> [RECORDS PROVIDED]:

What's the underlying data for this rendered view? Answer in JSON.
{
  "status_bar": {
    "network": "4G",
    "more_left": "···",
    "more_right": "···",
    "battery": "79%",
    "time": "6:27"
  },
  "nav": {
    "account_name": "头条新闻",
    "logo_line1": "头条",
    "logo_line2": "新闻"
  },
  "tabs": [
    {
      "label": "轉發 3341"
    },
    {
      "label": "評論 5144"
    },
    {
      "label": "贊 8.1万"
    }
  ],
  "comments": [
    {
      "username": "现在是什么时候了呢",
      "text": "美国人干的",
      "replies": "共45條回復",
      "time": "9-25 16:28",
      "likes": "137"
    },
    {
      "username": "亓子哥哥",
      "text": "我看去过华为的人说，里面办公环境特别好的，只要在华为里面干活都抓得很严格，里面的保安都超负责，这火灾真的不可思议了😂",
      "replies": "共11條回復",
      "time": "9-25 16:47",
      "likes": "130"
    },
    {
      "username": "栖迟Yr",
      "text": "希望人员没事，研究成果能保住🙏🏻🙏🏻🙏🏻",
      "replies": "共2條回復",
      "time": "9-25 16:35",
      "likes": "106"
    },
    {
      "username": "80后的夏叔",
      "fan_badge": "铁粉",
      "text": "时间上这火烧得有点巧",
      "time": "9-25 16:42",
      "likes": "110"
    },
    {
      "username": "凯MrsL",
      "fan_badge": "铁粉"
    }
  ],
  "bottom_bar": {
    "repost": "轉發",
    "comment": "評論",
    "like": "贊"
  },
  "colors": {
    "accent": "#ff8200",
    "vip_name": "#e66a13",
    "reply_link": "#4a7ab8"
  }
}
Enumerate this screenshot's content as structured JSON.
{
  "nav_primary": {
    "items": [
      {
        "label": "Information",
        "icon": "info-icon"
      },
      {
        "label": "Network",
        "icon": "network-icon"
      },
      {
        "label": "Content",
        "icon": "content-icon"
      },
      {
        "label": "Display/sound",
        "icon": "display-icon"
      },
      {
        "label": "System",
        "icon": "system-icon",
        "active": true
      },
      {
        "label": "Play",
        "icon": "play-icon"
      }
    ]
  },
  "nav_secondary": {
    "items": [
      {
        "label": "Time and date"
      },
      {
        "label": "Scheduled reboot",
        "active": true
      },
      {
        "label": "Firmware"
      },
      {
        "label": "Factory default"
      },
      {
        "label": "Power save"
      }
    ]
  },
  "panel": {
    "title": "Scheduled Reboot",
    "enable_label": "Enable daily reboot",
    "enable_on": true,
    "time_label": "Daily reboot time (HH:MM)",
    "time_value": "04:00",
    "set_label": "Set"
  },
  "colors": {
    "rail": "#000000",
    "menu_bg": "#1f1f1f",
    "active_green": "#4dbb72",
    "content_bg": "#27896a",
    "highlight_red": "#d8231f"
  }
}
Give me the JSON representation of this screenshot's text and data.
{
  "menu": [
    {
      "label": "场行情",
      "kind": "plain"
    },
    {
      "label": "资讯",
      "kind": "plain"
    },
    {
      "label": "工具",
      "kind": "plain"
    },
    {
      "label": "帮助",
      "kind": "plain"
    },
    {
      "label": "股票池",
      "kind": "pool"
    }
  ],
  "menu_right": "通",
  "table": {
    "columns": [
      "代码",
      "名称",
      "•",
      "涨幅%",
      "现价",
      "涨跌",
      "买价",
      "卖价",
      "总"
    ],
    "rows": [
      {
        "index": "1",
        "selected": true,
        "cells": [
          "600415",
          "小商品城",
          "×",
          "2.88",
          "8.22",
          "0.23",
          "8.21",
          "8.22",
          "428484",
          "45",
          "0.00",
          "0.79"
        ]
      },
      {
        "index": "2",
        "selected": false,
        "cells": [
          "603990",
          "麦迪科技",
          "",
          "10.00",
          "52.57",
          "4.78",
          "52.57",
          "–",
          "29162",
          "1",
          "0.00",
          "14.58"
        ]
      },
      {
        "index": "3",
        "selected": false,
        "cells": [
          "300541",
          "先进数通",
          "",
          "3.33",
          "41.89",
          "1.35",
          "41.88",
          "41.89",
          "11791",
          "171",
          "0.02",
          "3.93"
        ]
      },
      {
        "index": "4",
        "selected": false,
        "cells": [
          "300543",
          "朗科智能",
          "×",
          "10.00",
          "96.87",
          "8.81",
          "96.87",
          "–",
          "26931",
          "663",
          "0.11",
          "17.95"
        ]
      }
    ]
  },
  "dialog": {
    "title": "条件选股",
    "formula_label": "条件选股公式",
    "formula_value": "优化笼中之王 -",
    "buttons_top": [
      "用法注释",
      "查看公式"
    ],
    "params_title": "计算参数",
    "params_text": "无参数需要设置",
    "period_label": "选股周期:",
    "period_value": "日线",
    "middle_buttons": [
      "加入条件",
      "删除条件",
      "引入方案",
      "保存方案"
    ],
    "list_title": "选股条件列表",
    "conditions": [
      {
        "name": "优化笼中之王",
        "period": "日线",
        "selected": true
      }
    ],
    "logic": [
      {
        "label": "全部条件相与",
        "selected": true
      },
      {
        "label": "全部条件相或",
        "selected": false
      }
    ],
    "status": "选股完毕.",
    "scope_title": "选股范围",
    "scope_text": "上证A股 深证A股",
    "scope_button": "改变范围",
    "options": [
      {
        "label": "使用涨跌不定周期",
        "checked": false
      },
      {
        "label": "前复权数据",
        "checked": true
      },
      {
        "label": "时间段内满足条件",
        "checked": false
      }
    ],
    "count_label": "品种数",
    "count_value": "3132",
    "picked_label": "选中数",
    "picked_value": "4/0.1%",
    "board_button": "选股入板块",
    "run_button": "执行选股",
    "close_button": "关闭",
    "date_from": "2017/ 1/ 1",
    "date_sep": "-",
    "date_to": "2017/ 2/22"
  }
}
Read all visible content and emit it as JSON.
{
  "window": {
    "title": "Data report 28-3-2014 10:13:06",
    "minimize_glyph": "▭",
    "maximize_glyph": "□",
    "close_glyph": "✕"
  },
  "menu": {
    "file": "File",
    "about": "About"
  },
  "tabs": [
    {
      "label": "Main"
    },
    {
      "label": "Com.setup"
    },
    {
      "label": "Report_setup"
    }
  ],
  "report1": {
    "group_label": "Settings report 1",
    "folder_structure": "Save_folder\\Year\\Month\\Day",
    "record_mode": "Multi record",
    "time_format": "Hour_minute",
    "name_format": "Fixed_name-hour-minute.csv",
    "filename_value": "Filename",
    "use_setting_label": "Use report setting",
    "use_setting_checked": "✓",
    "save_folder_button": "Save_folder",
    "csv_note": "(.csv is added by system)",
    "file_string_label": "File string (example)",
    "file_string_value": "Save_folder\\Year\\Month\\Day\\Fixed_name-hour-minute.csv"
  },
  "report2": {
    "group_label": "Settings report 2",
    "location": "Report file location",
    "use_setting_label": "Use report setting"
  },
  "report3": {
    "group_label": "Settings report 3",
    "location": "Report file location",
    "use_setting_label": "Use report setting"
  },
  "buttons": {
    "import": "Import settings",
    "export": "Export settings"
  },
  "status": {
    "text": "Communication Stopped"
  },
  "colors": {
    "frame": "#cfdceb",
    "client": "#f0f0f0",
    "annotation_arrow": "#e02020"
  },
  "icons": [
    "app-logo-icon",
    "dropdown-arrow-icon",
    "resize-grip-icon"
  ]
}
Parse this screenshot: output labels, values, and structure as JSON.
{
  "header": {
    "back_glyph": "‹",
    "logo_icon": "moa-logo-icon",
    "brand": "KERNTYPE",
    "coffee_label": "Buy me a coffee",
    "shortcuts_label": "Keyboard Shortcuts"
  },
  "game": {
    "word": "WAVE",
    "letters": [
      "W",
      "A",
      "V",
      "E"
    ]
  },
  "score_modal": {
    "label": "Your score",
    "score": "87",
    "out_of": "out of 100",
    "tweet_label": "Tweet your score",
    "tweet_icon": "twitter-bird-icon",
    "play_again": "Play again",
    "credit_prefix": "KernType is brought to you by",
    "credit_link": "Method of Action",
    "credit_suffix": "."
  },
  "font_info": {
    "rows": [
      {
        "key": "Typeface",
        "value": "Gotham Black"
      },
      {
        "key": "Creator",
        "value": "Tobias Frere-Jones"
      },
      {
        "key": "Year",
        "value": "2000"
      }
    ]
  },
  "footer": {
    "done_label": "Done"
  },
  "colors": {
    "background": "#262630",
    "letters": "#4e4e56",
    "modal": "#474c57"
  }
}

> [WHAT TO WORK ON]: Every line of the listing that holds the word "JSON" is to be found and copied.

> [TASK ANSWER]:
What's the underlying data for this rendered view? Answer in JSON.
Enumerate this screenshot's content as structured JSON.
Give me the JSON representation of this screenshot's text and data.
Read all visible content and emit it as JSON.
Parse this screenshot: output labels, values, and structure as JSON.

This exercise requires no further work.